*** Opening EXTRACTED ENTRIES ***
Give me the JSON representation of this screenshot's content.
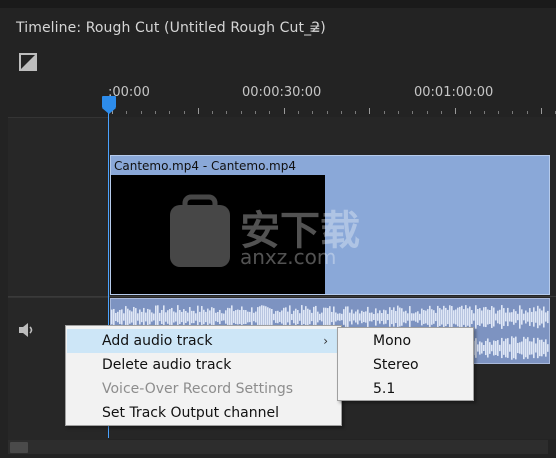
{
  "panel": {
    "title": "Timeline: Rough Cut (Untitled Rough Cut_2)",
    "menu_icon": "≡"
  },
  "ruler": {
    "timecodes": [
      ":00:00",
      "00:00:30:00",
      "00:01:00:00"
    ]
  },
  "video_track": {
    "clip_label": "Cantemo.mp4 - Cantemo.mp4"
  },
  "context_menu": {
    "items": [
      {
        "label": "Add audio track",
        "has_submenu": true,
        "highlighted": true,
        "disabled": false
      },
      {
        "label": "Delete audio track",
        "has_submenu": false,
        "highlighted": false,
        "disabled": false
      },
      {
        "label": "Voice-Over Record Settings",
        "has_submenu": false,
        "highlighted": false,
        "disabled": true
      },
      {
        "label": "Set Track Output channel",
        "has_submenu": false,
        "highlighted": false,
        "disabled": false
      }
    ],
    "submenu_arrow": "›"
  },
  "submenu": {
    "items": [
      "Mono",
      "Stereo",
      "5.1"
    ]
  },
  "colors": {
    "playhead": "#2d8ceb",
    "video_clip": "#8aa8d8",
    "audio_clip": "#7d93c1",
    "menu_highlight": "#cde6f7"
  },
  "watermark": {
    "text_cn": "安下载",
    "text_en": "anxz.com"
  }
}
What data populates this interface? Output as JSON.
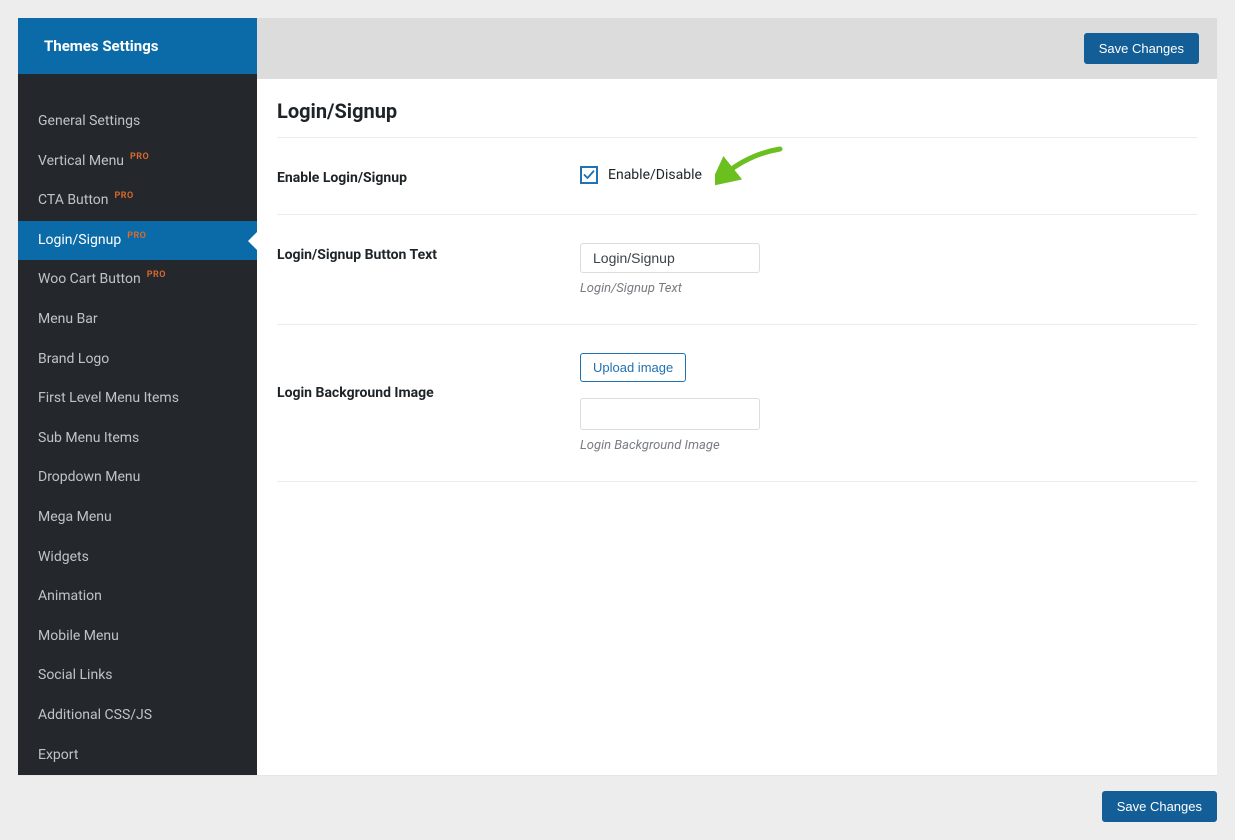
{
  "sidebar": {
    "title": "Themes Settings",
    "items": [
      {
        "label": "General Settings",
        "pro": false
      },
      {
        "label": "Vertical Menu",
        "pro": true
      },
      {
        "label": "CTA Button",
        "pro": true
      },
      {
        "label": "Login/Signup",
        "pro": true
      },
      {
        "label": "Woo Cart Button",
        "pro": true
      },
      {
        "label": "Menu Bar",
        "pro": false
      },
      {
        "label": "Brand Logo",
        "pro": false
      },
      {
        "label": "First Level Menu Items",
        "pro": false
      },
      {
        "label": "Sub Menu Items",
        "pro": false
      },
      {
        "label": "Dropdown Menu",
        "pro": false
      },
      {
        "label": "Mega Menu",
        "pro": false
      },
      {
        "label": "Widgets",
        "pro": false
      },
      {
        "label": "Animation",
        "pro": false
      },
      {
        "label": "Mobile Menu",
        "pro": false
      },
      {
        "label": "Social Links",
        "pro": false
      },
      {
        "label": "Additional CSS/JS",
        "pro": false
      },
      {
        "label": "Export",
        "pro": false
      }
    ],
    "pro_label": "PRO",
    "active_index": 3
  },
  "topbar": {
    "save_label": "Save Changes"
  },
  "page": {
    "title": "Login/Signup",
    "enable_row": {
      "label": "Enable Login/Signup",
      "checkbox_label": "Enable/Disable",
      "checked": true
    },
    "button_text_row": {
      "label": "Login/Signup Button Text",
      "value": "Login/Signup",
      "help": "Login/Signup Text"
    },
    "bg_image_row": {
      "label": "Login Background Image",
      "upload_label": "Upload image",
      "help": "Login Background Image"
    }
  },
  "bottom": {
    "save_label": "Save Changes"
  }
}
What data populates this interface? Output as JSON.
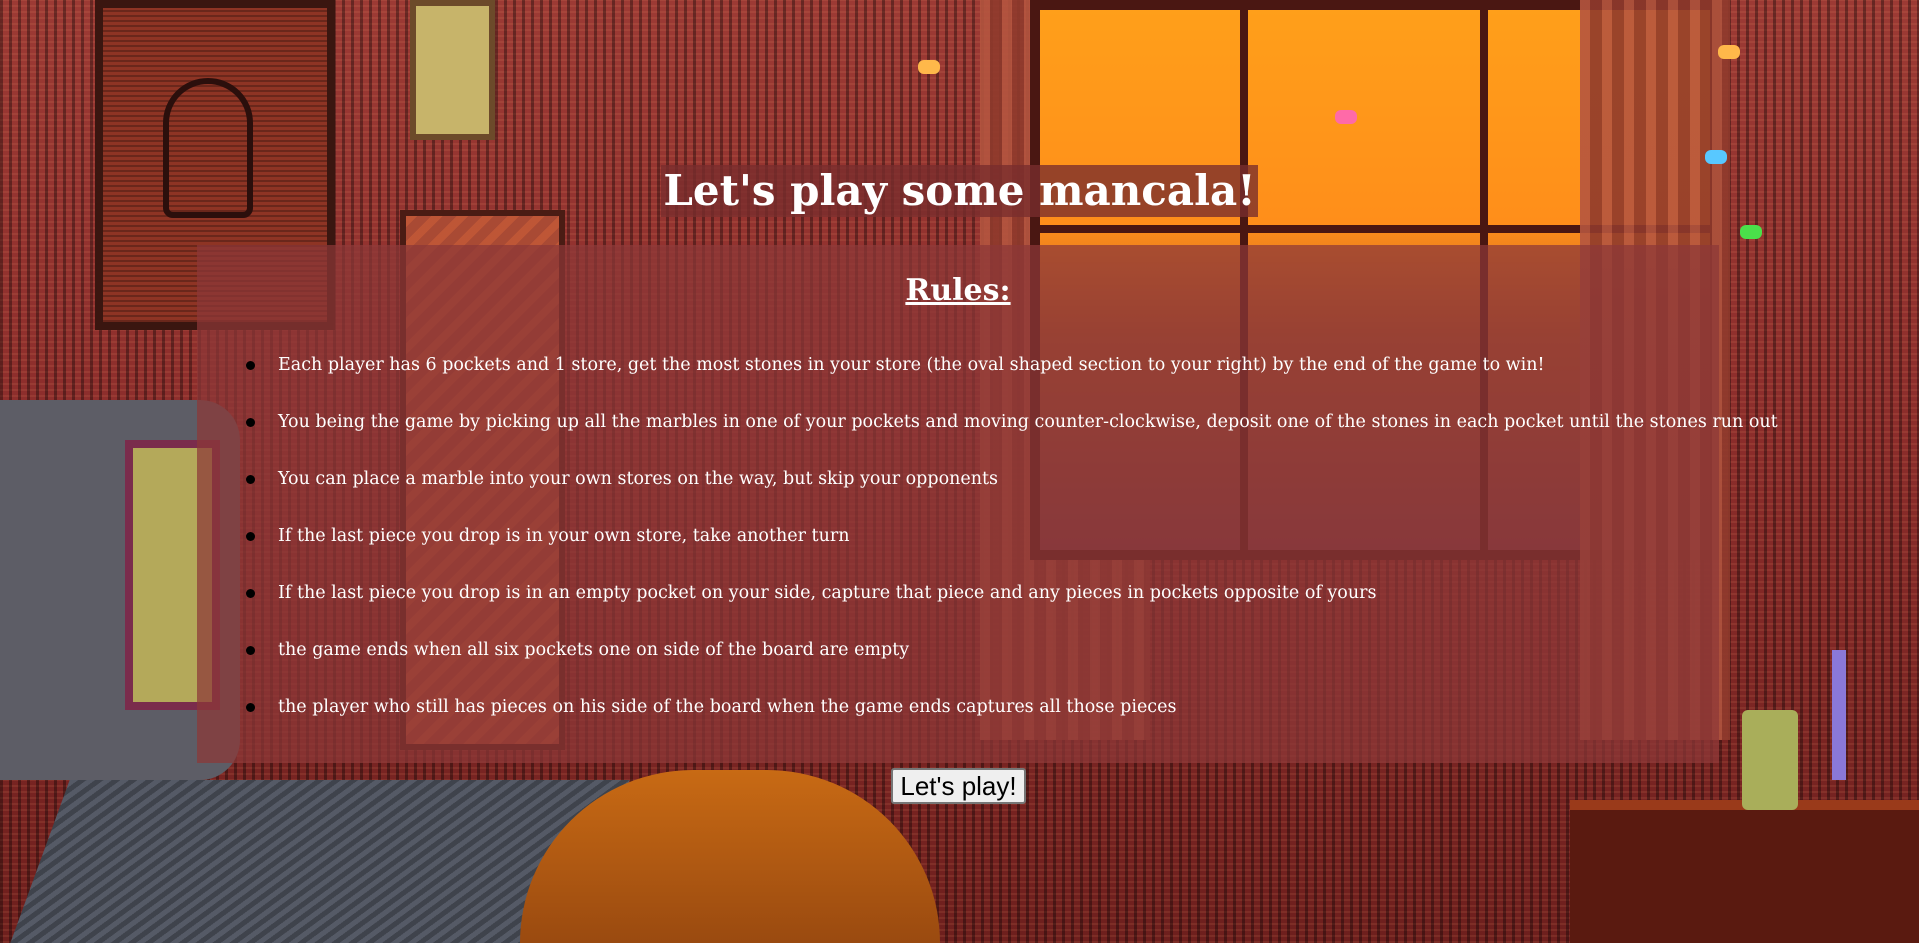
{
  "page": {
    "title": "Let's play some mancala!"
  },
  "rules": {
    "heading": "Rules:",
    "items": [
      "Each player has 6 pockets and 1 store, get the most stones in your store (the oval shaped section to your right) by the end of the game to win!",
      "You being the game by picking up all the marbles in one of your pockets and moving counter-clockwise, deposit one of the stones in each pocket until the stones run out",
      "You can place a marble into your own stores on the way, but skip your opponents",
      "If the last piece you drop is in your own store, take another turn",
      "If the last piece you drop is in an empty pocket on your side, capture that piece and any pieces in pockets opposite of yours",
      "the game ends when all six pockets one on side of the board are empty",
      "the player who still has pieces on his side of the board when the game ends captures all those pieces"
    ]
  },
  "actions": {
    "play_label": "Let's play!"
  },
  "colors": {
    "panel": "#8c3737",
    "title_bg": "#782d2d",
    "text": "#ffffff"
  },
  "background": {
    "icon": "pixel-art-bedroom-scene"
  }
}
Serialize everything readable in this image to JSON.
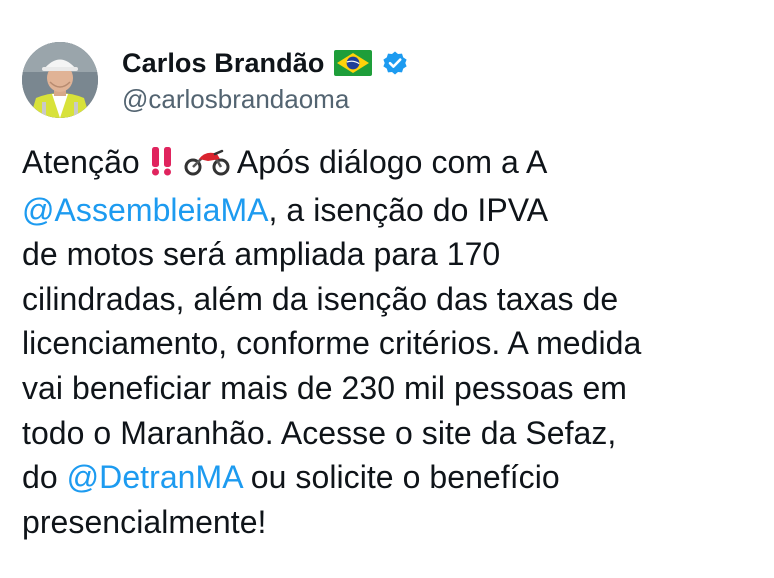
{
  "author": {
    "display_name": "Carlos Brandão",
    "handle": "@carlosbrandaoma",
    "flag_icon": "brazil-flag-icon",
    "verified_icon": "verified-badge-icon",
    "verified_color": "#1d9bf0"
  },
  "tweet": {
    "line1_a": "Atenção",
    "line1_icons": [
      "double-exclamation-icon",
      "motorcycle-icon"
    ],
    "line1_b": "Após diálogo com a A",
    "mention_assembleia": "@AssembleiaMA",
    "line2_rest": ", a isenção do IPVA",
    "line3": "de motos será ampliada para 170",
    "line4": "cilindradas, além da isenção das taxas de",
    "line5": "licenciamento, conforme critérios. A medida",
    "line6": "vai beneficiar mais de 230 mil pessoas em",
    "line7": "todo o Maranhão. Acesse o site da Sefaz,",
    "line8_a": "do ",
    "mention_detran": "@DetranMA",
    "line8_b": " ou solicite o benefício",
    "line9": "presencialmente!"
  },
  "colors": {
    "text": "#0f1419",
    "secondary": "#536471",
    "link": "#1d9bf0",
    "exclamation": "#e0245e",
    "motorcycle": "#d9232e"
  }
}
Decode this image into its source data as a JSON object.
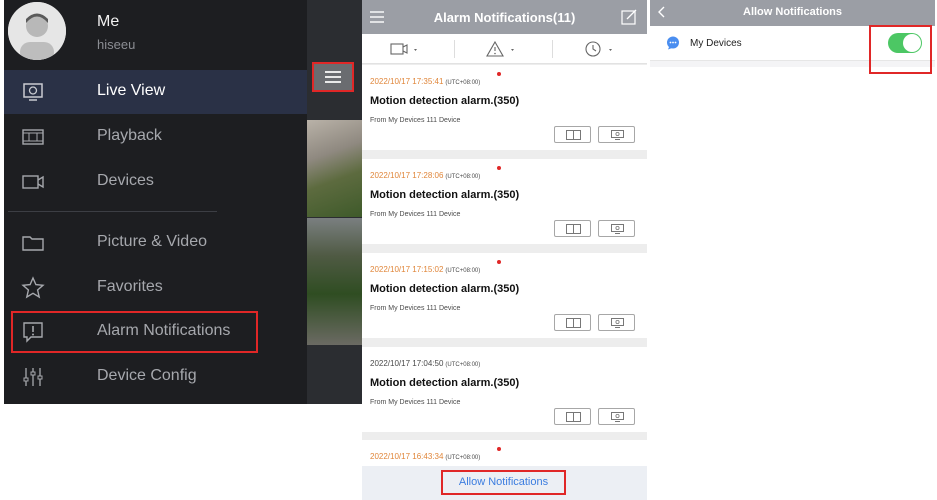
{
  "side_menu": {
    "user": {
      "name": "Me",
      "account": "hiseeu"
    },
    "items": [
      {
        "label": "Live View",
        "icon": "monitor-icon",
        "active": true
      },
      {
        "label": "Playback",
        "icon": "film-icon",
        "active": false
      },
      {
        "label": "Devices",
        "icon": "camera-icon",
        "active": false
      },
      {
        "label": "Picture & Video",
        "icon": "folder-icon",
        "active": false
      },
      {
        "label": "Favorites",
        "icon": "star-icon",
        "active": false
      },
      {
        "label": "Alarm Notifications",
        "icon": "alarm-message-icon",
        "active": false
      },
      {
        "label": "Device Config",
        "icon": "sliders-icon",
        "active": false
      }
    ]
  },
  "alarm_panel": {
    "title": "Alarm Notifications(11)",
    "filters": [
      "device-filter-icon",
      "alarm-type-filter-icon",
      "time-filter-icon"
    ],
    "notifications": [
      {
        "date": "2022/10/17 17:35:41",
        "timezone": "(UTC+08:00)",
        "unread": true,
        "title": "Motion detection alarm.(350)",
        "source": "From My Devices 111 Device"
      },
      {
        "date": "2022/10/17 17:28:06",
        "timezone": "(UTC+08:00)",
        "unread": true,
        "title": "Motion detection alarm.(350)",
        "source": "From My Devices 111 Device"
      },
      {
        "date": "2022/10/17 17:15:02",
        "timezone": "(UTC+08:00)",
        "unread": true,
        "title": "Motion detection alarm.(350)",
        "source": "From My Devices 111 Device"
      },
      {
        "date": "2022/10/17 17:04:50",
        "timezone": "(UTC+08:00)",
        "unread": false,
        "title": "Motion detection alarm.(350)",
        "source": "From My Devices 111 Device"
      },
      {
        "date": "2022/10/17 16:43:34",
        "timezone": "(UTC+08:00)",
        "unread": true
      }
    ],
    "footer_button": "Allow Notifications"
  },
  "allow_panel": {
    "title": "Allow Notifications",
    "row": {
      "label": "My Devices",
      "enabled": true
    }
  },
  "colors": {
    "highlight": "#e02727",
    "unread_time": "#e0863a",
    "toggle_on": "#4cc764",
    "link": "#3b7de0",
    "header": "#9b9ea5"
  }
}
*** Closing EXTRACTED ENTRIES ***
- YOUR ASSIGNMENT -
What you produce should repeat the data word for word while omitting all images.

- TASK SOLUTION -
Give me the JSON representation of this screenshot's content.
{
  "panel": {
    "title": "Timeline: Rough Cut (Untitled Rough Cut_2)",
    "menu_icon": "≡"
  },
  "ruler": {
    "timecodes": [
      ":00:00",
      "00:00:30:00",
      "00:01:00:00"
    ]
  },
  "video_track": {
    "clip_label": "Cantemo.mp4 - Cantemo.mp4"
  },
  "context_menu": {
    "items": [
      {
        "label": "Add audio track",
        "has_submenu": true,
        "highlighted": true,
        "disabled": false
      },
      {
        "label": "Delete audio track",
        "has_submenu": false,
        "highlighted": false,
        "disabled": false
      },
      {
        "label": "Voice-Over Record Settings",
        "has_submenu": false,
        "highlighted": false,
        "disabled": true
      },
      {
        "label": "Set Track Output channel",
        "has_submenu": false,
        "highlighted": false,
        "disabled": false
      }
    ],
    "submenu_arrow": "›"
  },
  "submenu": {
    "items": [
      "Mono",
      "Stereo",
      "5.1"
    ]
  },
  "colors": {
    "playhead": "#2d8ceb",
    "video_clip": "#8aa8d8",
    "audio_clip": "#7d93c1",
    "menu_highlight": "#cde6f7"
  },
  "watermark": {
    "text_cn": "安下载",
    "text_en": "anxz.com"
  }
}
What data populates this interface? Output as JSON.
{
  "sidebar": {
    "title": "Themes Settings",
    "items": [
      {
        "label": "General Settings",
        "pro": false
      },
      {
        "label": "Vertical Menu",
        "pro": true
      },
      {
        "label": "CTA Button",
        "pro": true
      },
      {
        "label": "Login/Signup",
        "pro": true
      },
      {
        "label": "Woo Cart Button",
        "pro": true
      },
      {
        "label": "Menu Bar",
        "pro": false
      },
      {
        "label": "Brand Logo",
        "pro": false
      },
      {
        "label": "First Level Menu Items",
        "pro": false
      },
      {
        "label": "Sub Menu Items",
        "pro": false
      },
      {
        "label": "Dropdown Menu",
        "pro": false
      },
      {
        "label": "Mega Menu",
        "pro": false
      },
      {
        "label": "Widgets",
        "pro": false
      },
      {
        "label": "Animation",
        "pro": false
      },
      {
        "label": "Mobile Menu",
        "pro": false
      },
      {
        "label": "Social Links",
        "pro": false
      },
      {
        "label": "Additional CSS/JS",
        "pro": false
      },
      {
        "label": "Export",
        "pro": false
      }
    ],
    "pro_label": "PRO",
    "active_index": 3
  },
  "topbar": {
    "save_label": "Save Changes"
  },
  "page": {
    "title": "Login/Signup",
    "enable_row": {
      "label": "Enable Login/Signup",
      "checkbox_label": "Enable/Disable",
      "checked": true
    },
    "button_text_row": {
      "label": "Login/Signup Button Text",
      "value": "Login/Signup",
      "help": "Login/Signup Text"
    },
    "bg_image_row": {
      "label": "Login Background Image",
      "upload_label": "Upload image",
      "help": "Login Background Image"
    }
  },
  "bottom": {
    "save_label": "Save Changes"
  }
}
What data populates this interface? Output as JSON.
{
  "page": {
    "title": "Let's play some mancala!"
  },
  "rules": {
    "heading": "Rules:",
    "items": [
      "Each player has 6 pockets and 1 store, get the most stones in your store (the oval shaped section to your right) by the end of the game to win!",
      "You being the game by picking up all the marbles in one of your pockets and moving counter-clockwise, deposit one of the stones in each pocket until the stones run out",
      "You can place a marble into your own stores on the way, but skip your opponents",
      "If the last piece you drop is in your own store, take another turn",
      "If the last piece you drop is in an empty pocket on your side, capture that piece and any pieces in pockets opposite of yours",
      "the game ends when all six pockets one on side of the board are empty",
      "the player who still has pieces on his side of the board when the game ends captures all those pieces"
    ]
  },
  "actions": {
    "play_label": "Let's play!"
  },
  "colors": {
    "panel": "#8c3737",
    "title_bg": "#782d2d",
    "text": "#ffffff"
  },
  "background": {
    "icon": "pixel-art-bedroom-scene"
  }
}
Serialize everything readable in this image to JSON.
{
  "author": {
    "display_name": "Carlos Brandão",
    "handle": "@carlosbrandaoma",
    "flag_icon": "brazil-flag-icon",
    "verified_icon": "verified-badge-icon",
    "verified_color": "#1d9bf0"
  },
  "tweet": {
    "line1_a": "Atenção",
    "line1_icons": [
      "double-exclamation-icon",
      "motorcycle-icon"
    ],
    "line1_b": "Após diálogo com a A",
    "mention_assembleia": "@AssembleiaMA",
    "line2_rest": ", a isenção do IPVA",
    "line3": "de motos será ampliada para 170",
    "line4": "cilindradas, além da isenção das taxas de",
    "line5": "licenciamento, conforme critérios. A medida",
    "line6": "vai beneficiar mais de 230 mil pessoas em",
    "line7": "todo o Maranhão. Acesse o site da Sefaz,",
    "line8_a": "do ",
    "mention_detran": "@DetranMA",
    "line8_b": " ou solicite o benefício",
    "line9": "presencialmente!"
  },
  "colors": {
    "text": "#0f1419",
    "secondary": "#536471",
    "link": "#1d9bf0",
    "exclamation": "#e0245e",
    "motorcycle": "#d9232e"
  }
}
Decode this image into its source data as a JSON object.
{
  "side_menu": {
    "user": {
      "name": "Me",
      "account": "hiseeu"
    },
    "items": [
      {
        "label": "Live View",
        "icon": "monitor-icon",
        "active": true
      },
      {
        "label": "Playback",
        "icon": "film-icon",
        "active": false
      },
      {
        "label": "Devices",
        "icon": "camera-icon",
        "active": false
      },
      {
        "label": "Picture & Video",
        "icon": "folder-icon",
        "active": false
      },
      {
        "label": "Favorites",
        "icon": "star-icon",
        "active": false
      },
      {
        "label": "Alarm Notifications",
        "icon": "alarm-message-icon",
        "active": false
      },
      {
        "label": "Device Config",
        "icon": "sliders-icon",
        "active": false
      }
    ]
  },
  "alarm_panel": {
    "title": "Alarm Notifications(11)",
    "filters": [
      "device-filter-icon",
      "alarm-type-filter-icon",
      "time-filter-icon"
    ],
    "notifications": [
      {
        "date": "2022/10/17 17:35:41",
        "timezone": "(UTC+08:00)",
        "unread": true,
        "title": "Motion detection alarm.(350)",
        "source": "From My Devices 111 Device"
      },
      {
        "date": "2022/10/17 17:28:06",
        "timezone": "(UTC+08:00)",
        "unread": true,
        "title": "Motion detection alarm.(350)",
        "source": "From My Devices 111 Device"
      },
      {
        "date": "2022/10/17 17:15:02",
        "timezone": "(UTC+08:00)",
        "unread": true,
        "title": "Motion detection alarm.(350)",
        "source": "From My Devices 111 Device"
      },
      {
        "date": "2022/10/17 17:04:50",
        "timezone": "(UTC+08:00)",
        "unread": false,
        "title": "Motion detection alarm.(350)",
        "source": "From My Devices 111 Device"
      },
      {
        "date": "2022/10/17 16:43:34",
        "timezone": "(UTC+08:00)",
        "unread": true
      }
    ],
    "footer_button": "Allow Notifications"
  },
  "allow_panel": {
    "title": "Allow Notifications",
    "row": {
      "label": "My Devices",
      "enabled": true
    }
  },
  "colors": {
    "highlight": "#e02727",
    "unread_time": "#e0863a",
    "toggle_on": "#4cc764",
    "link": "#3b7de0",
    "header": "#9b9ea5"
  }
}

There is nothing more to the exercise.